Christina had finished kid duties and caught up with us towards the middle of this loop. Hearing her call to us, we paused so she could catch up. Getting started again hurt enough to take my breath away. Since Luke needed to finish his run so he could get to work on time and I was going to be moving sloooowly, I told Luke and Christina to go ahead and I’d just walk the shortcut.
Like at Skippo, I told myself to just run 100 steps and then walk again, but on my first attempt I made it about 4 steps. The second I made it 36, but it just hurt too much and I walked the rest of the way. “Walked” is actually very generous; what’s slower than walking? My 8th mile, which may have included the time I was still trying to run with Luke, took 27 minutes. The last .69 mile took 29 minutes…a smoking 43 min/mi pace, and it was truly all I could do to keep moving.
|Right up close to the lake.|
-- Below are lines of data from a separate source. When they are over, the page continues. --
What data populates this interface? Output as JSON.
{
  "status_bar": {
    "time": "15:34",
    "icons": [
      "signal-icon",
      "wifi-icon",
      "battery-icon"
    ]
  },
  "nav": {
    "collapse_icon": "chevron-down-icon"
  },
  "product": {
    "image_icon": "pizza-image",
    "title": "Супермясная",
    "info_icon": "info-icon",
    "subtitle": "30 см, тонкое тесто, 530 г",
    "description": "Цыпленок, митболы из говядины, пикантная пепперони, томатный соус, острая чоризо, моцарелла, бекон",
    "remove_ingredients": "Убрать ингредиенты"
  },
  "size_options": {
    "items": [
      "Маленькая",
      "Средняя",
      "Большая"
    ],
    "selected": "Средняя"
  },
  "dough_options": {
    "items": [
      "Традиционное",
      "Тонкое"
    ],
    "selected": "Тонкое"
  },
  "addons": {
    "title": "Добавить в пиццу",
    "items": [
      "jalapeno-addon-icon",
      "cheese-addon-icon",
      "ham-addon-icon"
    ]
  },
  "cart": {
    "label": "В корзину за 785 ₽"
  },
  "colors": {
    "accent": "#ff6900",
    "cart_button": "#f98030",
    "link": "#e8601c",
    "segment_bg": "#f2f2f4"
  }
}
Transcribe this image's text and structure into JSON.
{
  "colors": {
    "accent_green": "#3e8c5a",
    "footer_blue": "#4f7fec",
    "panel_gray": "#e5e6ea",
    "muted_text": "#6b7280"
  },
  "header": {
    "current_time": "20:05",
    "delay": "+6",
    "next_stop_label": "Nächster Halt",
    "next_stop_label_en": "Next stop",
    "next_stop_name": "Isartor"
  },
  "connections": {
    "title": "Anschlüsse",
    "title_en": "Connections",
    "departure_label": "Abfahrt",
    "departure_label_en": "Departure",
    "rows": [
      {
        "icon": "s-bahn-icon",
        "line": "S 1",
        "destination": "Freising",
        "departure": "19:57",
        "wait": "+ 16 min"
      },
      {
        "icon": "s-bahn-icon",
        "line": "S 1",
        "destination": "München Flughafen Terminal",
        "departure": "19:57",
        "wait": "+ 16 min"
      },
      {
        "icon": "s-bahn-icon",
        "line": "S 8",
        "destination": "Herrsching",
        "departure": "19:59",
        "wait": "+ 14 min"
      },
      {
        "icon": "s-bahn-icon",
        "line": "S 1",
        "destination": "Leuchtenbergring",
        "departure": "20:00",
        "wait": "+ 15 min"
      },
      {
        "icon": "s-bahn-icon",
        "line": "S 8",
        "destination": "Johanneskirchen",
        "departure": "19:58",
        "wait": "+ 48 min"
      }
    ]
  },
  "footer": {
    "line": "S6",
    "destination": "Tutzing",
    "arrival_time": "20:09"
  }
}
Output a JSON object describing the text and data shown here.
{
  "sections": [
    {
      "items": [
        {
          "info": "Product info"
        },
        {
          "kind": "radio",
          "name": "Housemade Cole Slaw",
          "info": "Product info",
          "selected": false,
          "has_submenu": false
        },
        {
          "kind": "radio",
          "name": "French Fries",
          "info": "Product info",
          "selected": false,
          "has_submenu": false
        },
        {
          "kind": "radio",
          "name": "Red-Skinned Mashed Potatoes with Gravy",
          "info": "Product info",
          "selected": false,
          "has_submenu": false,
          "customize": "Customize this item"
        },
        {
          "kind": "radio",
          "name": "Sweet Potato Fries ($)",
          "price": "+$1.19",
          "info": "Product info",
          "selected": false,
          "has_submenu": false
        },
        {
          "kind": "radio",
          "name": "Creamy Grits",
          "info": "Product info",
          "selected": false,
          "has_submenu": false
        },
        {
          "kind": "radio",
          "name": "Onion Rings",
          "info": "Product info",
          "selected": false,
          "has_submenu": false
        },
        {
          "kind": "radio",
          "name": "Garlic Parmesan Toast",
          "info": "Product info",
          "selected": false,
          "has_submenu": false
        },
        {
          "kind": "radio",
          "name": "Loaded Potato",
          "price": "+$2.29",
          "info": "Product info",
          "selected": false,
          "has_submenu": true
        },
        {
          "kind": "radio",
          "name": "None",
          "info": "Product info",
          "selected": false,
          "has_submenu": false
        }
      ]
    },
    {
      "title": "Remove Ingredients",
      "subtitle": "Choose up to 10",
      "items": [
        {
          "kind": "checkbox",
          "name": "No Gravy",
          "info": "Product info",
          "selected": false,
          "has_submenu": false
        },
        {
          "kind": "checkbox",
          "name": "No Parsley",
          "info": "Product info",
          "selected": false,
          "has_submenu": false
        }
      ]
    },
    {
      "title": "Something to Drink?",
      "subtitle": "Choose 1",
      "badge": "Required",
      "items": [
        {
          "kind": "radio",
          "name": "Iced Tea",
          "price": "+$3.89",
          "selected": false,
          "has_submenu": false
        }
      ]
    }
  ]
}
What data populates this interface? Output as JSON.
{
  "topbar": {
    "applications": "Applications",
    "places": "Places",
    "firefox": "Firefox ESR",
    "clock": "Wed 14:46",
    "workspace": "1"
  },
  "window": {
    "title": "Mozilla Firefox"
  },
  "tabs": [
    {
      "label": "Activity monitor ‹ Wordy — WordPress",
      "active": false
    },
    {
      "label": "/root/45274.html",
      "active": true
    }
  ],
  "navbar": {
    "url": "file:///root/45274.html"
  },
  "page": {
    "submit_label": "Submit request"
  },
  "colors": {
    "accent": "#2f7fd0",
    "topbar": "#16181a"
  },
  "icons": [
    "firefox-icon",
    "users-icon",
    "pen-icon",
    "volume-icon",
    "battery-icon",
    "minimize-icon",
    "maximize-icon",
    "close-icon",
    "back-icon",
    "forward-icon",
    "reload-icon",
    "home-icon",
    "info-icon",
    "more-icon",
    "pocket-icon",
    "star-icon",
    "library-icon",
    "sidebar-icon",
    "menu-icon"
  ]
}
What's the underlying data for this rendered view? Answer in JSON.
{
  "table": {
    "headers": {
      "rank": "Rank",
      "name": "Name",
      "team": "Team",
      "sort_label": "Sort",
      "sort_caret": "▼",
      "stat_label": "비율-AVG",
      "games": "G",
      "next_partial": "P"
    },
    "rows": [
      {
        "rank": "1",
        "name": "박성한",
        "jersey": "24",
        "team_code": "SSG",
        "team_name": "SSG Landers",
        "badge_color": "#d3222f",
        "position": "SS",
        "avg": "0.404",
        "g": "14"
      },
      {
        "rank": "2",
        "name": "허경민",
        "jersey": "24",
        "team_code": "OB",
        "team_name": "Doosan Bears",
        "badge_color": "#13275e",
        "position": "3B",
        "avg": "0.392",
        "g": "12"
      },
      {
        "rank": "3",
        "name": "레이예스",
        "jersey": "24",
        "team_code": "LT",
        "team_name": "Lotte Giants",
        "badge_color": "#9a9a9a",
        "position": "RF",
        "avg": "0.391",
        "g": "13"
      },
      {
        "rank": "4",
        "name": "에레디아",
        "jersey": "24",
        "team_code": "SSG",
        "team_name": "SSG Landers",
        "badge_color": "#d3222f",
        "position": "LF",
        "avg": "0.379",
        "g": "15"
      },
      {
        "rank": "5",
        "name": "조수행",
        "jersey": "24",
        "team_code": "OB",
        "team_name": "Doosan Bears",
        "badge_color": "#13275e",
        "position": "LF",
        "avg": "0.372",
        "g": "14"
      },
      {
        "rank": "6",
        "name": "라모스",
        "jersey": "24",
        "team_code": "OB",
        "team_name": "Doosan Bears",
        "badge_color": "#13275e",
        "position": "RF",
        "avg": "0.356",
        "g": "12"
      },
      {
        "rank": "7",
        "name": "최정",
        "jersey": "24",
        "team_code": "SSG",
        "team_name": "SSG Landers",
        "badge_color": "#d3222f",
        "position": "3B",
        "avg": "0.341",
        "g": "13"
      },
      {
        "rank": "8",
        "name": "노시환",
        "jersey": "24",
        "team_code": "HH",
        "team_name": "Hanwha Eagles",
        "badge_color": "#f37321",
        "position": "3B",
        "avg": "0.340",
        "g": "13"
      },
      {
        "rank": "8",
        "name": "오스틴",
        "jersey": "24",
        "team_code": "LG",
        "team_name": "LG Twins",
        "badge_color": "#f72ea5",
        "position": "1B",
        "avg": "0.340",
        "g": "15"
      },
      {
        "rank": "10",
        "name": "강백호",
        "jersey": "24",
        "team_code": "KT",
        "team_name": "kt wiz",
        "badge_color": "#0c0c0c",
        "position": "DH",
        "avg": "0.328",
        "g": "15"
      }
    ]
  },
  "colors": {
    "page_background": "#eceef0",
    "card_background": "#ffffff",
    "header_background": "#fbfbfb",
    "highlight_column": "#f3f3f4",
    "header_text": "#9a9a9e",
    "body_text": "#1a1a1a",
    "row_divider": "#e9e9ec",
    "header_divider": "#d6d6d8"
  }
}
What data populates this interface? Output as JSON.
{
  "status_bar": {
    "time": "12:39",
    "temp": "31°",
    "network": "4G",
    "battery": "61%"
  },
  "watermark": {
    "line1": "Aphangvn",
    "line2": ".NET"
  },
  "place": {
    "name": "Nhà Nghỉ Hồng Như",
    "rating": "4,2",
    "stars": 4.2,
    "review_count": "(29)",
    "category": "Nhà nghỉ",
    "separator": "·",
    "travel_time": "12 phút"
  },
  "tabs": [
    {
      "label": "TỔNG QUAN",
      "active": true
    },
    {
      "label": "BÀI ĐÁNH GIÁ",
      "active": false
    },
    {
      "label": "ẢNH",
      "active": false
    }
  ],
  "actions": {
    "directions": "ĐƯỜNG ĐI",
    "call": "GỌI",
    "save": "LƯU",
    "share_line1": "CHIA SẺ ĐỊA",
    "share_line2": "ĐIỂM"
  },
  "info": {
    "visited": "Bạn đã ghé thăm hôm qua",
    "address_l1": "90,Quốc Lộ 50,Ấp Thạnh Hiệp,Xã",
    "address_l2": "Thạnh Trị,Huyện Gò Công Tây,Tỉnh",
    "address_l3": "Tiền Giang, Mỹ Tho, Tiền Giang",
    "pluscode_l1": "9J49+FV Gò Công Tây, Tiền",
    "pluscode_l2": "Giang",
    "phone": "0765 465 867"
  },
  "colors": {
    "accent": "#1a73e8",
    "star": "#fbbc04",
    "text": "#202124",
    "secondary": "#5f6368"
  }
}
With no company, I distracted myself by imagining riding the trail on my mountain bike. As nervous as I’m sure I’d be riding this close to the lake, I was dying to try it out. I’m sure I’ll feel differently when I’m there on my bike again. 🙂 The trail kicked back out onto the road, and I started hobbling back to the bridge where the drinks were, dreading the thought of the long walk back to my car. “Luckily” Christina had fallen on the trail and twisted her ankle. Rather than gimp her way through the last few miles (smart lady!), she offered me a ride back to my car. My hero!
After catching up for a while in the nice, warm car (40 degrees is waaay colder when you’re sweaty and walking than when you’re running), I headed for home…via Walgreens, ibuprofen, and one of those adhesive chemical heating pads. Here’s a tip for you: don’t stick those suckers on when you’re standing if you plan to wear them while you’re sitting.
Jingle Bell Hell: definitely accomplished. And worse than the hip that’s still hurting, DNF-ing a virtual race (I mean, I totally intended to run 8.69 + whatever my Garmin missed when I forgot to turn it on again until it almost shut off), and ripping the skin off my ass with overly aggressive adhesive, is the frustration of having such a great place to run and such fantastic company…and not being able to do the whole run.
On the plus side, I think it’s finally convinced me to go to the doctor and try and get this figured out. It’s getting a little embarrassing to keep limping into school on Monday mornings. 🙂